▶ _REQUIREMENT_
Lines from the one containing "Transcribe this image's" through the last line of the material below: print these exactly, and only these.
(SUPPLIED MATERIAL Opens)
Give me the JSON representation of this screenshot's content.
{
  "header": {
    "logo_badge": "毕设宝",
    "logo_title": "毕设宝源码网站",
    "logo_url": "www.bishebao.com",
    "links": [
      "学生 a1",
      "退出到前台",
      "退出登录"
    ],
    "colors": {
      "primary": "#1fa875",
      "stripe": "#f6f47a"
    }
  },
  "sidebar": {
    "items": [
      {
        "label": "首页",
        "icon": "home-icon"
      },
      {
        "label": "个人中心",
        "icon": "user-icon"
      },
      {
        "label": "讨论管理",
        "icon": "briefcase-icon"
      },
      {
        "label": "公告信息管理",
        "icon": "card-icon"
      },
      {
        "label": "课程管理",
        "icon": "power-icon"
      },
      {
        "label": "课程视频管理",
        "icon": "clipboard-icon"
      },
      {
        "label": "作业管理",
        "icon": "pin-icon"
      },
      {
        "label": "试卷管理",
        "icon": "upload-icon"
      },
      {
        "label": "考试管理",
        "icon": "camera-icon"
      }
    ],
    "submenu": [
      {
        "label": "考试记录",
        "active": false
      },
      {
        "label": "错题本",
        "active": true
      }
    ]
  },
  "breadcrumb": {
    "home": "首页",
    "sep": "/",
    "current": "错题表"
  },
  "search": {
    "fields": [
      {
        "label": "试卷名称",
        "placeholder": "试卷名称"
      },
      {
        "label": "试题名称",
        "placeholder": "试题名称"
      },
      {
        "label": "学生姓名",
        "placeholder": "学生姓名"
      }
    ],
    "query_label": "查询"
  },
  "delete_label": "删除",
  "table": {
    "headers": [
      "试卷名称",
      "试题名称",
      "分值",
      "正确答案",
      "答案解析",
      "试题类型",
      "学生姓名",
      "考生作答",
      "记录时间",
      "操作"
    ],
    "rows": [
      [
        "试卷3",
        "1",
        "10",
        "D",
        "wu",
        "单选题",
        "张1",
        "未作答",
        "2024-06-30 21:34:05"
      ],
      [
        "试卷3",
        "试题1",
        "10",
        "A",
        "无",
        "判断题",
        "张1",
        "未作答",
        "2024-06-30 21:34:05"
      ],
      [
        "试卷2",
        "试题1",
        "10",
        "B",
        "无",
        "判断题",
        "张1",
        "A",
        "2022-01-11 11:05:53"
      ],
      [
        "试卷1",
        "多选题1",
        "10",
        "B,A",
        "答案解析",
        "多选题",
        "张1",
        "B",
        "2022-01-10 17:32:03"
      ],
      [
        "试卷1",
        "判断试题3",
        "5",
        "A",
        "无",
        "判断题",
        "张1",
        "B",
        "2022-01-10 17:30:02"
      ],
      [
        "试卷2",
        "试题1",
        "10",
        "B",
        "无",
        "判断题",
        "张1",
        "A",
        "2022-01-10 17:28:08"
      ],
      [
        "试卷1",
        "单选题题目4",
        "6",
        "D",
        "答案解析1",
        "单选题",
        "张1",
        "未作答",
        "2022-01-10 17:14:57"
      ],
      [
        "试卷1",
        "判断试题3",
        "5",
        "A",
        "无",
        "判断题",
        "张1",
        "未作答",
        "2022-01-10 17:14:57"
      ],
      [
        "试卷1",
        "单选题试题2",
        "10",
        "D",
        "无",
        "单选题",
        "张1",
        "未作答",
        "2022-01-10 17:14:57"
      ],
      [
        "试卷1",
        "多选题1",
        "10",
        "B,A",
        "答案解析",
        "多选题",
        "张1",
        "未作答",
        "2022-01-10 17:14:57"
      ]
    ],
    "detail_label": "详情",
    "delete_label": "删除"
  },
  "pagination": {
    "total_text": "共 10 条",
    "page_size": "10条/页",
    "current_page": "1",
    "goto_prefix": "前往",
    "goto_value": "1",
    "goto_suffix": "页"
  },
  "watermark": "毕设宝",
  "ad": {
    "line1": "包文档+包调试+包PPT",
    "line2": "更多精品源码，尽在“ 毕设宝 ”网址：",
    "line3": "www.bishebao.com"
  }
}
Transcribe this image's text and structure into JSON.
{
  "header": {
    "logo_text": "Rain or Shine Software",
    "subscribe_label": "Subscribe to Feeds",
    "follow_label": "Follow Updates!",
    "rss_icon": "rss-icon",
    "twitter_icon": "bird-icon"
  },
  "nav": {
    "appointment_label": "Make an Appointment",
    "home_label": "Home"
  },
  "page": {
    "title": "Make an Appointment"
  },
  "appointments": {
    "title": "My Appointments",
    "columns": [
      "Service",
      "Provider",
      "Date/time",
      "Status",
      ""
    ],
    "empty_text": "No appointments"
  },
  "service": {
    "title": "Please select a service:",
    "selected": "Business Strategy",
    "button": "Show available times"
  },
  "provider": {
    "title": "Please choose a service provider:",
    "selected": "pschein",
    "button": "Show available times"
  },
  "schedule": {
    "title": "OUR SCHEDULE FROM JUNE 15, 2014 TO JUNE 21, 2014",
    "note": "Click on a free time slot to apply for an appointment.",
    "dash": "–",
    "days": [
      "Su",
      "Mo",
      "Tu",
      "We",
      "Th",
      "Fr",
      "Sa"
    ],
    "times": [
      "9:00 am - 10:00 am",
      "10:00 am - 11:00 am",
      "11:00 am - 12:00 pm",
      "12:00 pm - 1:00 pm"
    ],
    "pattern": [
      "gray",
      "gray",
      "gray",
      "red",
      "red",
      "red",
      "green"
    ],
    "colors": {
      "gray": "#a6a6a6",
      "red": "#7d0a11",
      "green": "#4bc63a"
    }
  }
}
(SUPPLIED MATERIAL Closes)
▶ _THE ANSWER_
Transcribe this image's text and structure into JSON.
{
  "header": {
    "logo_text": "Rain or Shine Software",
    "subscribe_label": "Subscribe to Feeds",
    "follow_label": "Follow Updates!",
    "rss_icon": "rss-icon",
    "twitter_icon": "bird-icon"
  },
  "nav": {
    "appointment_label": "Make an Appointment",
    "home_label": "Home"
  },
  "page": {
    "title": "Make an Appointment"
  },
  "appointments": {
    "title": "My Appointments",
    "columns": [
      "Service",
      "Provider",
      "Date/time",
      "Status",
      ""
    ],
    "empty_text": "No appointments"
  },
  "service": {
    "title": "Please select a service:",
    "selected": "Business Strategy",
    "button": "Show available times"
  },
  "provider": {
    "title": "Please choose a service provider:",
    "selected": "pschein",
    "button": "Show available times"
  },
  "schedule": {
    "title": "OUR SCHEDULE FROM JUNE 15, 2014 TO JUNE 21, 2014",
    "note": "Click on a free time slot to apply for an appointment.",
    "dash": "–",
    "days": [
      "Su",
      "Mo",
      "Tu",
      "We",
      "Th",
      "Fr",
      "Sa"
    ],
    "times": [
      "9:00 am - 10:00 am",
      "10:00 am - 11:00 am",
      "11:00 am - 12:00 pm",
      "12:00 pm - 1:00 pm"
    ],
    "pattern": [
      "gray",
      "gray",
      "gray",
      "red",
      "red",
      "red",
      "green"
    ],
    "colors": {
      "gray": "#a6a6a6",
      "red": "#7d0a11",
      "green": "#4bc63a"
    }
  }
}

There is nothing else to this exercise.